First he flipped out on the set of his TV series and allegedly spat out “the word”– an ugly word, a slur– yet once his scene went public, most everyone involved denied “the word” was said, even though everyone was fed up with the TV star who’d allegedly used “the word,” and the co-star to whom he allegedly directed “the word” made a public statement that indicated he’d been targeted by “the word.”
And things quieted down, until earlier this week, until the show won a Golden Globe award, and the TV star who was accused of using “the word” denied using “the word,” but in doing so, “the word” again, which got his co-stars angry again and caused the co-star to whom he’d denied directing “the word”– the ugly word, the slur– to go on a TV talk show and insist that yes indeed, “the word” was said in the first place!
And then the s*** hit the fans. This morning, the bosses put out a statement saying they were very upset their TV star had used “the word,” which meant that he might lose his job and gravy train and money tree.
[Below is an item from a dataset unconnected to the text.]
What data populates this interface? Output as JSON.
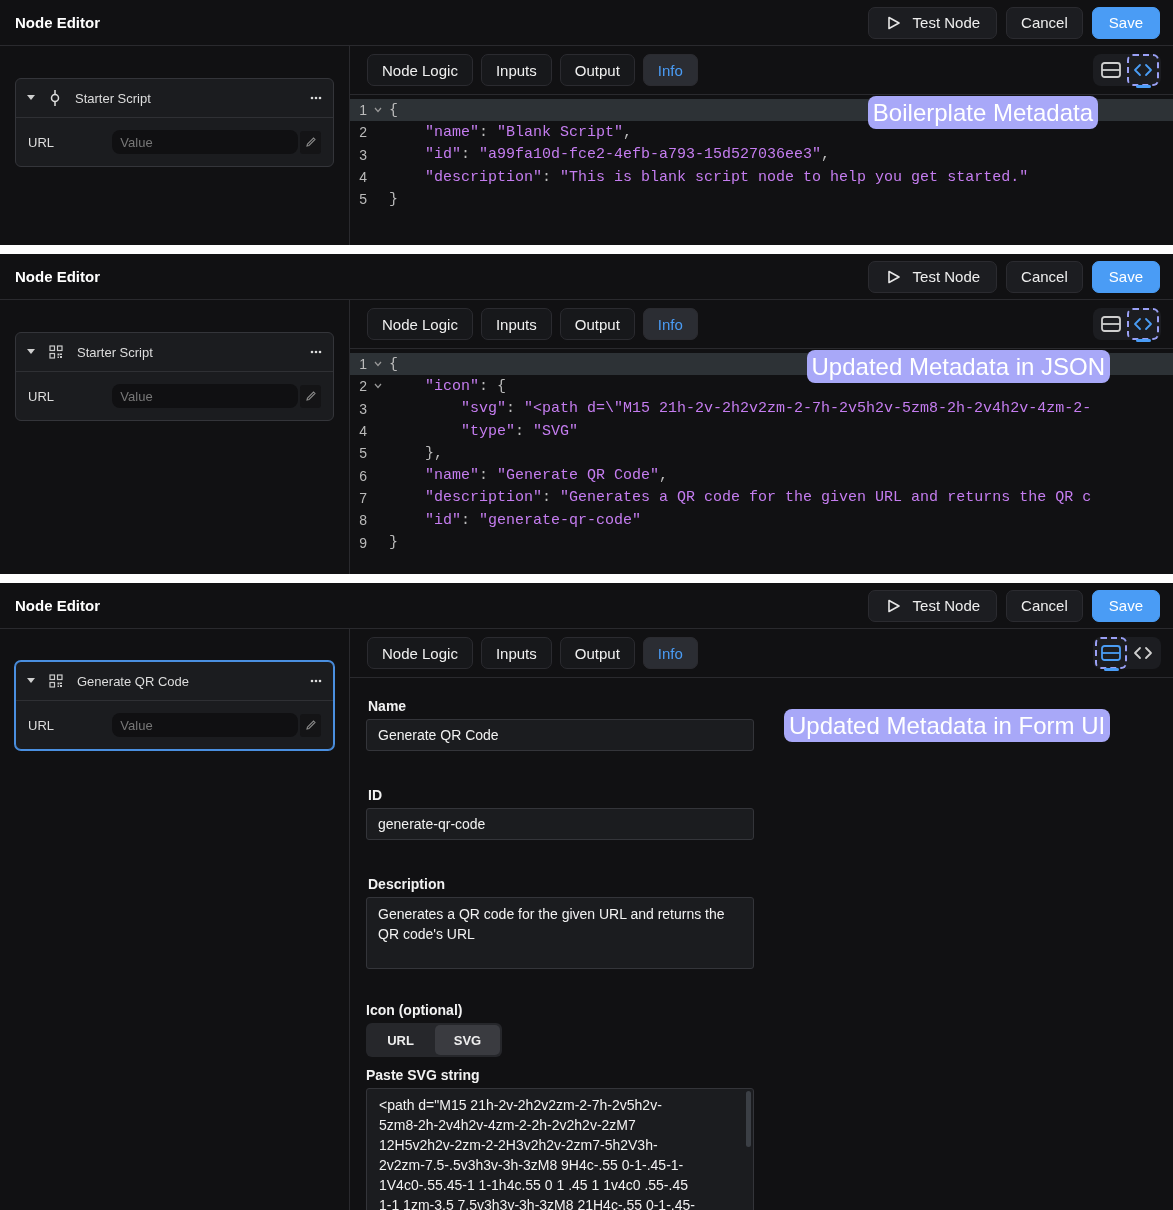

So this afternoon, after denying he’d used “the word,” he admitted using “the word” and apologized.
Here’s what ABC said. And how Isaiah Washington of Grey’s Anatomy responded:ABC:
“We are greatly dismayed that Mr. Washington chose to use such inappropriate language at the Golden Globes, language that he himself deemed ‘unfortunate’ in his public apology issued at the time of the original incident. We have a long-standing policy to create and maintain respectful workplaces for all our employees, and his actions are being addressed.”
“I apologize to T.R., my colleagues, the fans of the show and especially the lesbian and gay community for using a word that is unacceptable in any context or circumstance. By repeating the word Monday night, I marred what should have been a perfect night for everyone who works on Grey’s Anatomy. I can neither defend nor explain my behavior. I can also no longer deny to myself that there are issues I obviously need to examine within my own soul, and I’ve asked for help.
“I know the power of words, especially those that demean. I realize that by using one filled with disrespect I have hurt more than T.R. and my colleagues. With one word, I’ve hurt everyone who has struggled for the respect so many of us take for granted. I welcome the chance to meet with leaders of the gay and lesbian community to apologize in person and to talk about what I can do to heal the wounds I’ve opened.
“T.R.’s courage throughout this entire episode speaks to his tremendous character. I hold his talent, and T.R. as a person, in high esteem. I know a mere apology will not end this, and I intend to let my future actions prove my sincerity.”
Do you think he’s sincere?